Brand synergizing strikes again as Destiny 2 gets D&D crossover cosmetics, and dammit, I do kind of want the owlbear sparrow

A trio of Destiny 2 characters wearing Dungeons and Dragons-themed cosmetic armor sets.
(Image credit: Bungie)

I'm conflicted. On one hand, the just-revealed Dungeons & Dragons crossover cosmetics for Destiny 2 evoke the same "sensory whiplash" that Morgan Park described back in November when writing about shooter skin collabs. On the other, my Titan would look rad riding an Owlbear. Who among us doesn't enjoy an occasional sip from the homogenizing slurry of brand synergy?

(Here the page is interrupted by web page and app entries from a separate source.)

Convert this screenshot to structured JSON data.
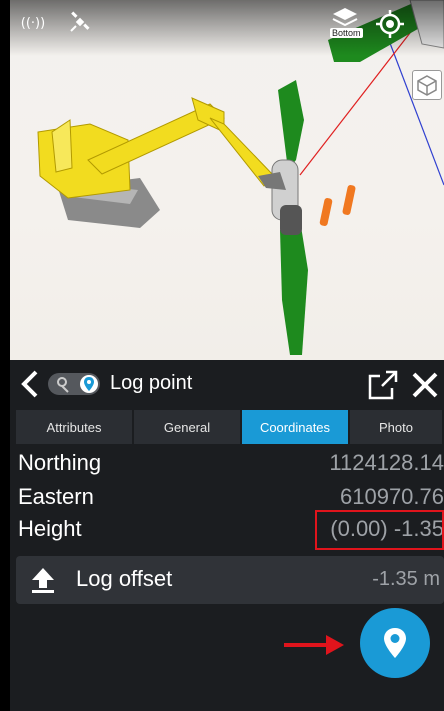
{
  "viewport": {
    "bottom_view_label": "Bottom",
    "icons": [
      "signal-icon",
      "satellite-icon",
      "layers-icon",
      "locate-icon",
      "cube-view-icon"
    ]
  },
  "panel": {
    "title": "Log point",
    "tabs": [
      {
        "label": "Attributes",
        "active": false
      },
      {
        "label": "General",
        "active": false
      },
      {
        "label": "Coordinates",
        "active": true
      },
      {
        "label": "Photo",
        "active": false
      }
    ],
    "coordinates": [
      {
        "label": "Northing",
        "value": "1124128.14"
      },
      {
        "label": "Eastern",
        "value": "610970.76"
      },
      {
        "label": "Height",
        "value": "(0.00) -1.35"
      }
    ],
    "log_offset": {
      "label": "Log offset",
      "value": "-1.35 m"
    }
  },
  "colors": {
    "accent": "#1a9ad6",
    "panel_bg": "#1b1d20",
    "highlight": "#e0141c",
    "excavator": "#f2dc1f",
    "pipe": "#1e8a1e"
  }
}
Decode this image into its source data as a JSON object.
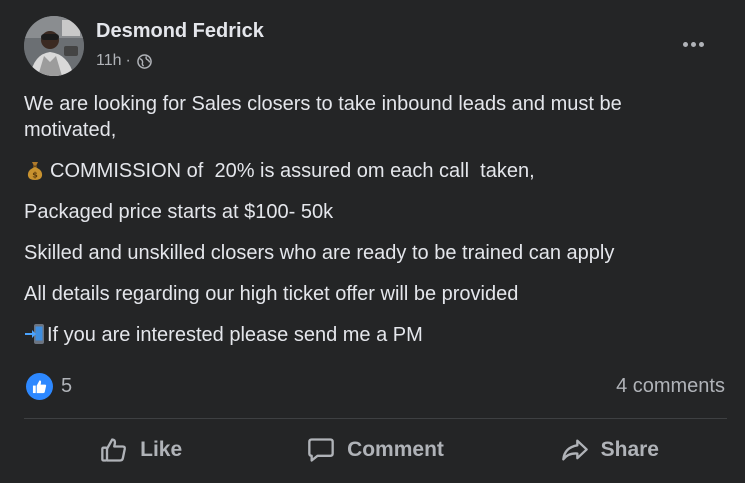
{
  "post": {
    "author": "Desmond Fedrick",
    "timestamp": "11h",
    "separator": "·",
    "privacy_icon": "globe-icon",
    "avatar_icon": "profile-avatar",
    "more_icon": "more-options-icon",
    "lines": [
      {
        "emoji": null,
        "text": "We are looking for Sales closers to take inbound leads and must be motivated,"
      },
      {
        "emoji": "money-bag-emoji",
        "text": "COMMISSION of  20% is assured om each call  taken,"
      },
      {
        "emoji": null,
        "text": "Packaged price starts at $100- 50k"
      },
      {
        "emoji": null,
        "text": "Skilled and unskilled closers who are ready to be trained can apply"
      },
      {
        "emoji": null,
        "text": "All details regarding our high ticket offer will be provided"
      },
      {
        "emoji": "mobile-phone-arrow-emoji",
        "text": "If you are interested please send me a PM"
      }
    ],
    "reaction_count": "5",
    "comments_count": "4 comments"
  },
  "actions": {
    "like": "Like",
    "comment": "Comment",
    "share": "Share"
  },
  "colors": {
    "background": "#242526",
    "text_primary": "#e4e6eb",
    "text_secondary": "#b0b3b8",
    "like_blue": "#2d88ff",
    "divider": "#3e4042"
  }
}
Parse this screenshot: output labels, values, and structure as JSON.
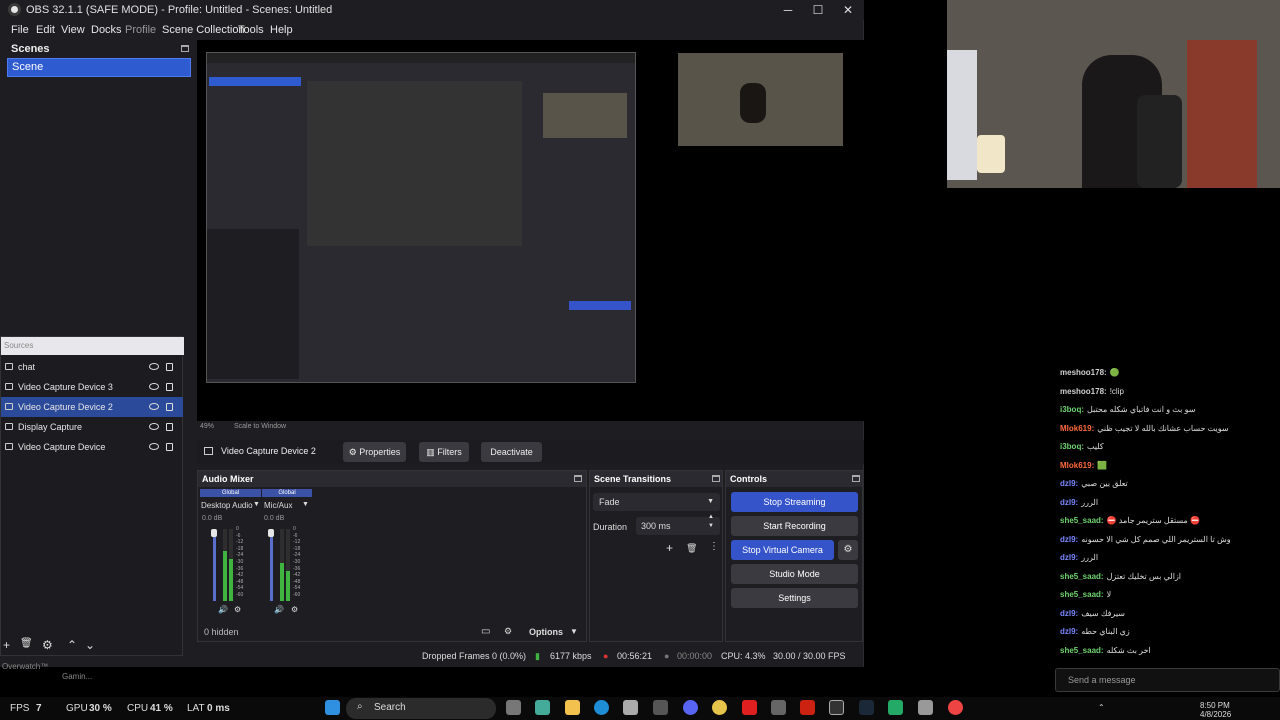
{
  "window": {
    "title": "OBS 32.1.1 (SAFE MODE) - Profile: Untitled - Scenes: Untitled",
    "minimize": "─",
    "maximize": "☐",
    "close": "✕"
  },
  "menu": [
    "File",
    "Edit",
    "View",
    "Docks",
    "Profile",
    "Scene Collection",
    "Tools",
    "Help"
  ],
  "scenes": {
    "header": "Scenes",
    "items": [
      "Scene"
    ]
  },
  "sources": {
    "header": "Sources",
    "items": [
      {
        "label": "chat",
        "selected": false
      },
      {
        "label": "Video Capture Device 3",
        "selected": false
      },
      {
        "label": "Video Capture Device 2",
        "selected": true
      },
      {
        "label": "Display Capture",
        "selected": false
      },
      {
        "label": "Video Capture Device",
        "selected": false
      }
    ],
    "toolbar": [
      "+",
      "🗑",
      "⚙",
      "⌃",
      "⌄"
    ]
  },
  "source_bar": {
    "current": "Video Capture Device 2",
    "properties": "Properties",
    "filters": "Filters",
    "deactivate": "Deactivate"
  },
  "audio_mixer": {
    "title": "Audio Mixer",
    "channels": [
      {
        "tag": "Global",
        "name": "Desktop Audio",
        "db": "0.0 dB"
      },
      {
        "tag": "Global",
        "name": "Mic/Aux",
        "db": "0.0 dB"
      }
    ],
    "scale": [
      "0",
      "-6",
      "-12",
      "-18",
      "-24",
      "-30",
      "-36",
      "-42",
      "-48",
      "-54",
      "-60"
    ],
    "hidden": "0 hidden",
    "options": "Options"
  },
  "scene_transitions": {
    "title": "Scene Transitions",
    "transition": "Fade",
    "duration_label": "Duration",
    "duration_value": "300 ms"
  },
  "controls": {
    "title": "Controls",
    "buttons": [
      "Stop Streaming",
      "Start Recording",
      "Stop Virtual Camera",
      "Studio Mode",
      "Settings"
    ]
  },
  "status": {
    "dropped": "Dropped Frames 0 (0.0%)",
    "kbps": "6177 kbps",
    "stream_time": "00:56:21",
    "rec_time": "00:00:00",
    "cpu": "CPU: 4.3%",
    "fps": "30.00 / 30.00 FPS"
  },
  "chat": {
    "lines": [
      {
        "user": "meshoo178:",
        "msg": "🟢",
        "color": "#d0d0d0"
      },
      {
        "user": "meshoo178:",
        "msg": "!clip",
        "color": "#d0d0d0"
      },
      {
        "user": "i3boq:",
        "msg": "سو بث و انت فاتباي شكله محتبل",
        "color": "#6fd36f"
      },
      {
        "user": "Mlok619:",
        "msg": "سويت حساب عشانك بالله لا تجيب ظني",
        "color": "#ff6a3d"
      },
      {
        "user": "i3boq:",
        "msg": "كليب",
        "color": "#6fd36f"
      },
      {
        "user": "Mlok619:",
        "msg": "🟩",
        "color": "#ff6a3d"
      },
      {
        "user": "dzl9:",
        "msg": "تعلق بين صبي",
        "color": "#7a87ff"
      },
      {
        "user": "dzl9:",
        "msg": "الررر",
        "color": "#7a87ff"
      },
      {
        "user": "she5_saad:",
        "msg": "⛔ مستقل ستريمر جامد ⛔",
        "color": "#6fd36f"
      },
      {
        "user": "dzl9:",
        "msg": "وش تا الستريمر اللي صمم كل شي الا حسونه",
        "color": "#7a87ff"
      },
      {
        "user": "dzl9:",
        "msg": "الررر",
        "color": "#7a87ff"
      },
      {
        "user": "she5_saad:",
        "msg": "ازالي بس تخليك تعتزل",
        "color": "#6fd36f"
      },
      {
        "user": "she5_saad:",
        "msg": "لا",
        "color": "#6fd36f"
      },
      {
        "user": "dzl9:",
        "msg": "سيرفك سيف",
        "color": "#7a87ff"
      },
      {
        "user": "dzl9:",
        "msg": "زي البناي حطه",
        "color": "#7a87ff"
      },
      {
        "user": "she5_saad:",
        "msg": "اخر بث شكله",
        "color": "#6fd36f"
      }
    ],
    "send_placeholder": "Send a message"
  },
  "perf": {
    "fps_label": "FPS",
    "fps_value": "7",
    "gpu_label": "GPU",
    "gpu_value": "30 %",
    "cpu_label": "CPU",
    "cpu_value": "41 %",
    "lat_label": "LAT",
    "lat_value": "0 ms"
  },
  "taskbar": {
    "search": "Search",
    "time": "8:50 PM",
    "date": "4/8/2026"
  },
  "overwatch": {
    "line1": "Overwatch™",
    "line2": "Gamin..."
  },
  "colors": {
    "accent": "#3554c9",
    "panel": "#1e1e22",
    "meter_green": "#3fb43f"
  }
}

Given our post-Baldur's Gate 3 world and Wizards of the Coast's recent fondness for Magic: The Gathering crossover collaborations, these Faerûn-inspired armor sets were probably on somebody's Destiny 2 comarketing bingo card. When the cosmetics arrive alongside The Final Shape in June, you'll be able to buy a suit of high fantasy draconic plate armor for Titans, a cyberpunk-styled take on D&D's displacer beast for Hunters, and a set of mind flayer-themed robes for Warlocks—complete with a tentacle-heavy helmet. Sincere congratulations to anyone who can successfully style that last one.

The Hunter set is the most successful execution here for me. Even allowing for the displacer beast tentacles, the neon and futuristic armor plating can probably be mixed and matched with other hunter looks. Plus, it marks the long-overdue arrival of kitty cat ears in Destiny. Everybody wins. Meanwhile, while Destiny has its share of medieval looks—I see you out there in your Iron Banner outfits—I imagine these Titan and Warlock outfits won't gel as well with the existing vibe.

That lack of cohesion is my sticking point for these crossover cosmetics, particularly when Destiny itself already has such strong visual language. When they stray too far outside of the game's existing aesthetic to accommodate the designs from other brands, it can end up feeling like I'm looking at spillover from Comic-Con when I want to be looking at Destiny. In Morgan's words: "Everybody looked cool, but nobody looked like they belonged." Still, I'd much rather this than those Ghostbuster cosmetics.

(Image credit: Bungie)

It's safe to assume the armor sets will follow along the 2,000 silver precedent of earlier crossover sets, meaning they'll run you about $20. There'll also be a jumpship shaped like a dragon, the aforementioned and deeply tempting Owlbear Chariot Sparrow, a beholder-themed Ghost shell, and an emote that actually rolls an in-game d20 with random results.

The whole crop of D&D offerings will hit the in-game Eververse store when The Final Shape releases on June 4, when you might spot me riding an Owlbearrow on my way to that new strike with all the dragon guts. Time will tell.

Lincoln Carpenter

Lincoln spent his formative years in World of Warcraft, and hopes to someday recover from the experience. Having earned a Creative Writing degree by convincing professors to accept his papers about Dwarf Fortress, he leverages that expertise in his most important work: judging a video game’s lore purely on the quality of its proper nouns. With writing at Waypoint and Fanbyte, Lincoln started freelancing for PC Gamer in Fall of 2021, and will take any excuse to insist that games are storytelling toolkits—whether we’re shaping those stories for ourselves, or sharing them with others. Or to gush about Monster Hunter.